Singapore-listed Real Estate Investment Trusts (S-REITs) have gained popularity among investors this year. Their unit prices have risen by about eight per cent year-to-date, outperforming the benchmark STI.
While market watchers are upbeat about the growth prospects for REITs, they say investors should focus on good asset quality.
Suntec REIT is among the top performing REITs in Singapore this year, following completion of the first phase of renovations.
As a group, all 26 REITs have averaged total returns, on a unit price and dividend basis, of 11.96 per cent so far in 2014. This is compared to last year when total returns fell by 3.75 per cent due to uncertainty over when the US Federal Reserve would end its monetary stimulus.
With the Fed now not expected to move till next year, analysts say investors are being drawn to higher yields.
Some S-REITs are also looking for acquisitions, thereby raising their appeal.
“The average gearing across the REIT space is at 33.4 per cent. That’s still a pretty healthy level,” saod Eli Lee, investment analyst at OCBC Investment Research.
“In addition, with an average distribution yield of 6.5 per cent, we are still looking at an abundant scope for acquisitions that will be accretive, both in Singapore and abroad as well. We’ve also seen management executing strongly in terms of asset enhancement initiatives and also on new developments.”

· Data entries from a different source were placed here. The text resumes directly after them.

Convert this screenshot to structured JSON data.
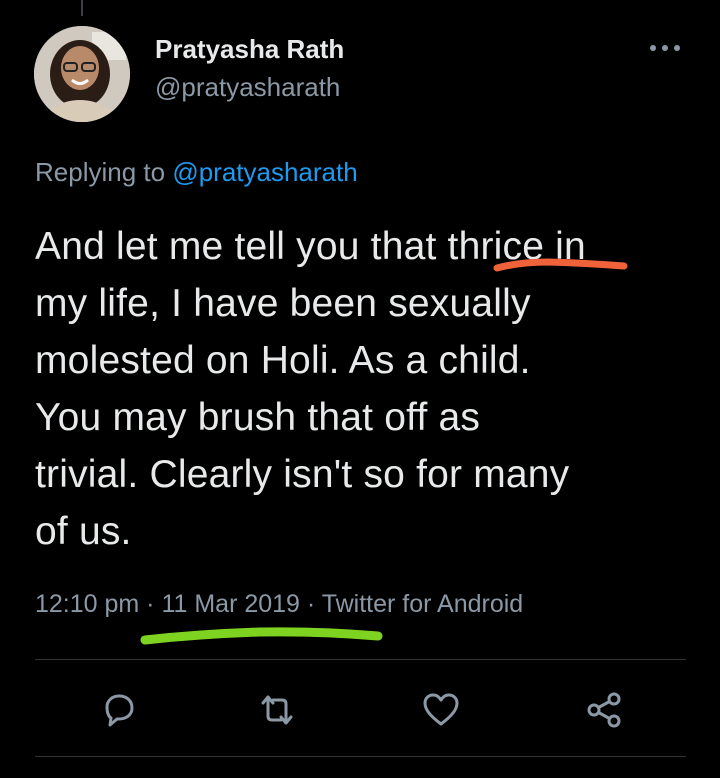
{
  "tweet": {
    "author_name": "Pratyasha Rath",
    "author_handle": "@pratyasharath",
    "replying_prefix": "Replying to",
    "replying_handle": "@pratyasharath",
    "text_lines": [
      "And let me tell you that thrice in",
      "my life, I have been sexually",
      "molested on Holi. As a child.",
      "You may brush that off as",
      "trivial. Clearly isn't so for many",
      "of us."
    ],
    "meta": "12:10 pm · 11 Mar 2019 · Twitter for Android"
  },
  "icons": {
    "more": "more-horizontal-icon",
    "reply": "reply-icon",
    "retweet": "retweet-icon",
    "like": "heart-icon",
    "share": "share-icon"
  },
  "colors": {
    "background": "#000000",
    "link": "#1d9bf0",
    "secondary_text": "#8b98a5",
    "underline_orange": "#f0633a",
    "underline_green": "#7ed321"
  }
}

According to a DBS report, S-REITs have maintained conservative balance sheets, and estimates gearing to increase to 34.3 per cent going two years forward.
However, they also caution that investors should focus on asset quality in anticipation of rising interest rates.
“On a consensus basis, this is expected in the middle of 2015. With this in mind, we’re fairly neutral on the outlook of the REITs sector,” said Mr Lee.
“We advocate that investors take a bottom-up approach looking for specific names with strong fundamental outlooks, good track record from management, and attractive yields as well.”
Going forward, analysts expect a large upcoming supply to weigh on rents for industrial space.
“We don’t expect earnings to dip, mainly because they’re still renewing rents signed close to three years ago and that was near the bottom of the market,” said Derek Tan, analyst at DBS Group Equity Research.
“So what it means for the industrial landlords is that their reversionary strength would start to moderate, so their earnings growth momentum will also start to moderate.”
The retail segment on the other hand is expected to deliver robust growth supported by high occupancy rates, while the hospitality segment will see a rebound with higher corporate and visitor arrivals expected to exceed room supply.
Source : Channel NewsAsia – 30 May 2014